**DATA**:

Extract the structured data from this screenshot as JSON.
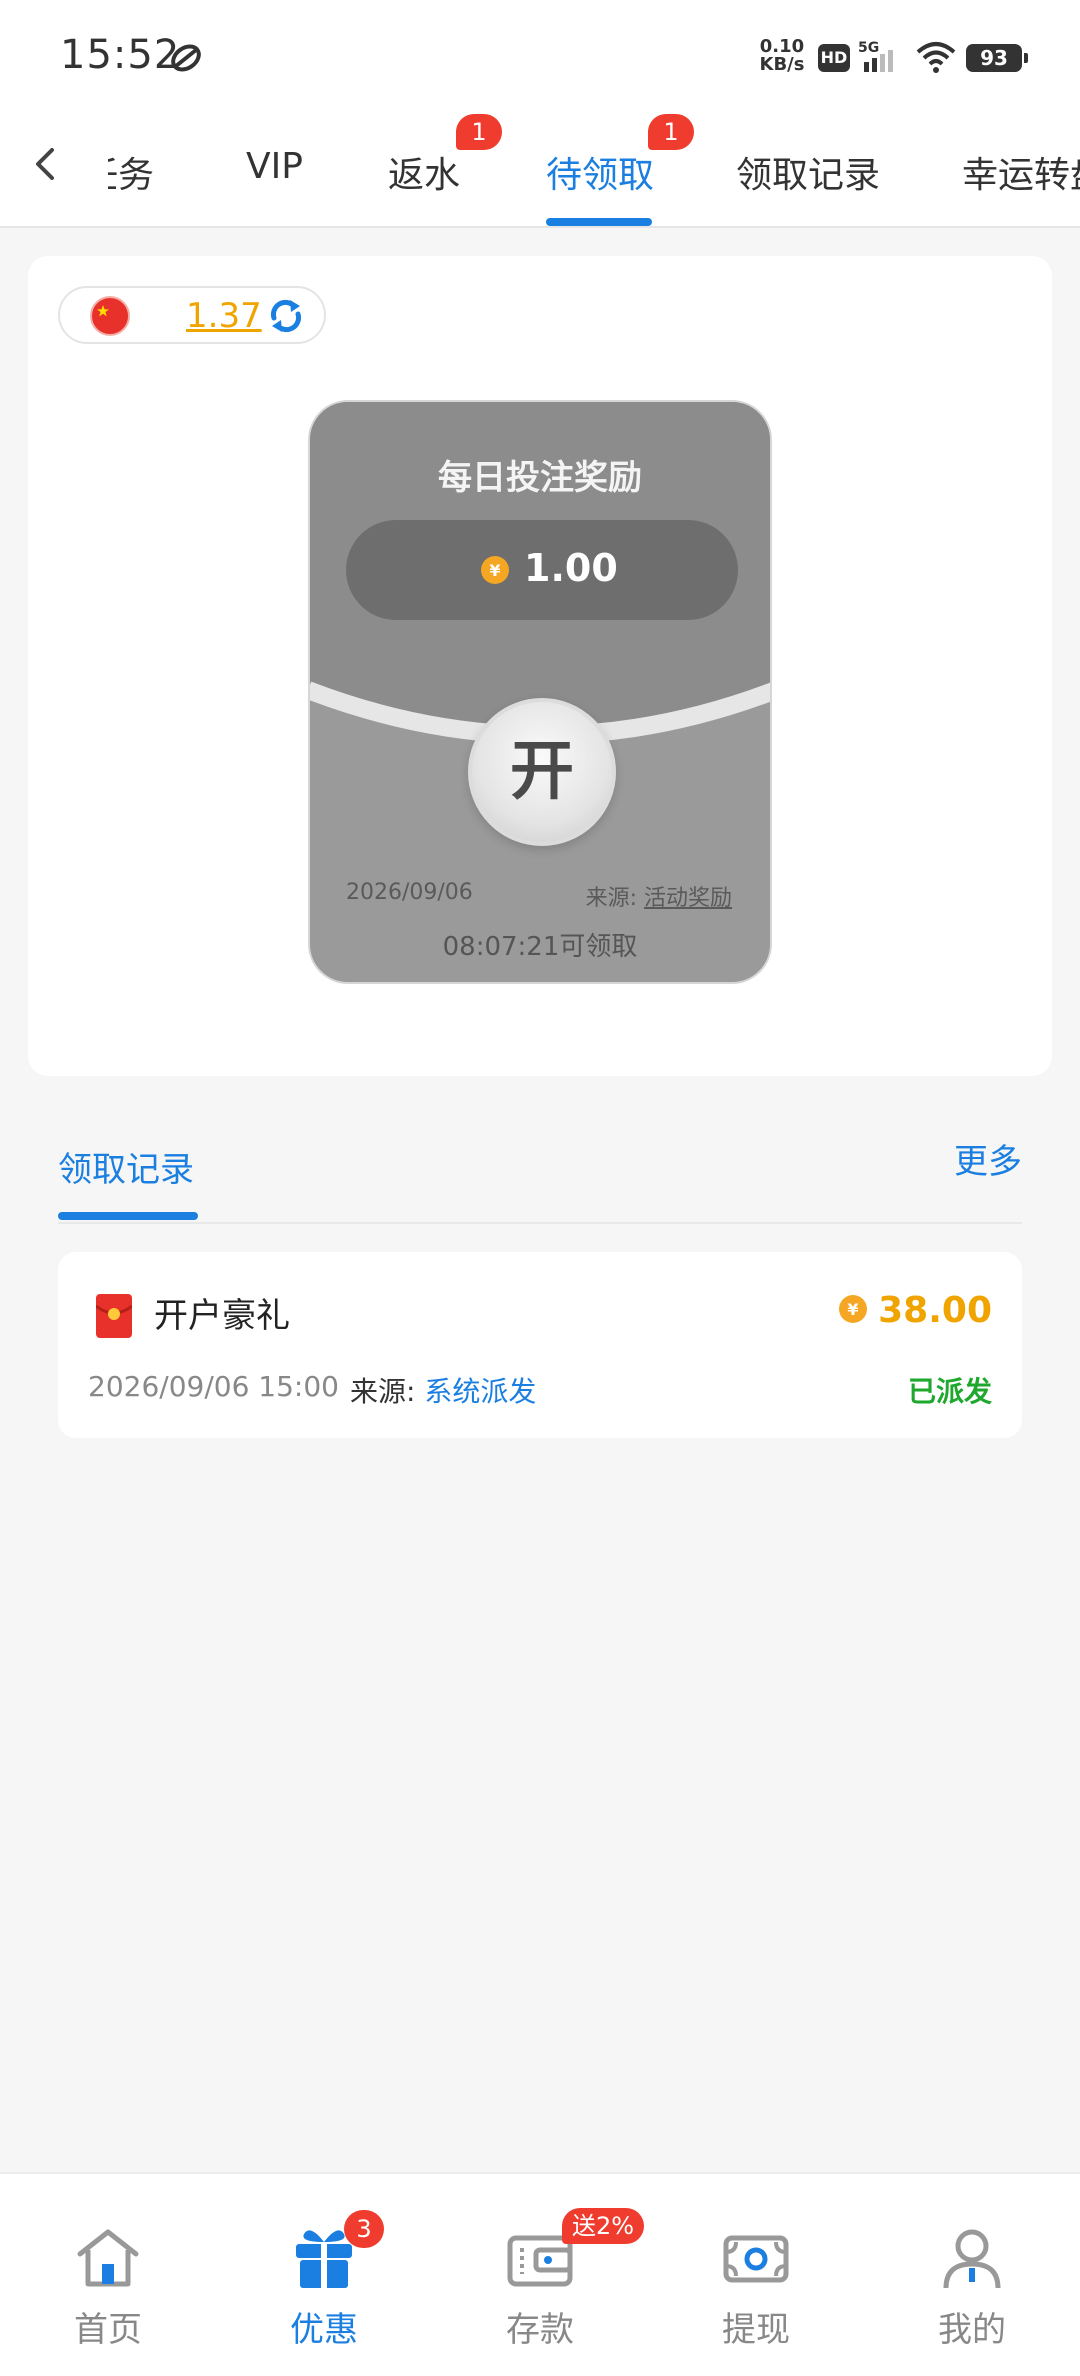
{
  "status_bar": {
    "time": "15:52",
    "net_speed_value": "0.10",
    "net_speed_unit": "KB/s",
    "hd": "HD",
    "network": "5G",
    "battery": "93"
  },
  "tabs": {
    "items": [
      {
        "label": "任务"
      },
      {
        "label": "VIP"
      },
      {
        "label": "返水",
        "badge": "1"
      },
      {
        "label": "待领取",
        "badge": "1"
      },
      {
        "label": "领取记录"
      },
      {
        "label": "幸运转盘"
      }
    ],
    "active_index": 3
  },
  "balance": {
    "value": "1.37"
  },
  "envelope": {
    "title": "每日投注奖励",
    "amount": "1.00",
    "open_label": "开",
    "date": "2026/09/06",
    "source_label": "来源:",
    "source_value": "活动奖励",
    "countdown": "08:07:21可领取"
  },
  "records": {
    "title": "领取记录",
    "more": "更多",
    "items": [
      {
        "name": "开户豪礼",
        "amount": "38.00",
        "time": "2026/09/06 15:00",
        "source_label": "来源:",
        "source_value": "系统派发",
        "status": "已派发"
      }
    ]
  },
  "bottom_nav": {
    "items": [
      {
        "label": "首页",
        "icon": "home-icon"
      },
      {
        "label": "优惠",
        "icon": "gift-icon",
        "badge": "3"
      },
      {
        "label": "存款",
        "icon": "wallet-icon",
        "promo": "送2%"
      },
      {
        "label": "提现",
        "icon": "cash-icon"
      },
      {
        "label": "我的",
        "icon": "user-icon"
      }
    ],
    "active_index": 1
  },
  "colors": {
    "accent": "#1a7fe0",
    "badge": "#f03c2e",
    "gold": "#f0a400",
    "success": "#1fa82e"
  }
}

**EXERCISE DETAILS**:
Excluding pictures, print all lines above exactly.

**WORKED SOLUTION**:
Extract the structured data from this screenshot as JSON.
{
  "status_bar": {
    "time": "15:52",
    "net_speed_value": "0.10",
    "net_speed_unit": "KB/s",
    "hd": "HD",
    "network": "5G",
    "battery": "93"
  },
  "tabs": {
    "items": [
      {
        "label": "任务"
      },
      {
        "label": "VIP"
      },
      {
        "label": "返水",
        "badge": "1"
      },
      {
        "label": "待领取",
        "badge": "1"
      },
      {
        "label": "领取记录"
      },
      {
        "label": "幸运转盘"
      }
    ],
    "active_index": 3
  },
  "balance": {
    "value": "1.37"
  },
  "envelope": {
    "title": "每日投注奖励",
    "amount": "1.00",
    "open_label": "开",
    "date": "2026/09/06",
    "source_label": "来源:",
    "source_value": "活动奖励",
    "countdown": "08:07:21可领取"
  },
  "records": {
    "title": "领取记录",
    "more": "更多",
    "items": [
      {
        "name": "开户豪礼",
        "amount": "38.00",
        "time": "2026/09/06 15:00",
        "source_label": "来源:",
        "source_value": "系统派发",
        "status": "已派发"
      }
    ]
  },
  "bottom_nav": {
    "items": [
      {
        "label": "首页",
        "icon": "home-icon"
      },
      {
        "label": "优惠",
        "icon": "gift-icon",
        "badge": "3"
      },
      {
        "label": "存款",
        "icon": "wallet-icon",
        "promo": "送2%"
      },
      {
        "label": "提现",
        "icon": "cash-icon"
      },
      {
        "label": "我的",
        "icon": "user-icon"
      }
    ],
    "active_index": 1
  },
  "colors": {
    "accent": "#1a7fe0",
    "badge": "#f03c2e",
    "gold": "#f0a400",
    "success": "#1fa82e"
  }
}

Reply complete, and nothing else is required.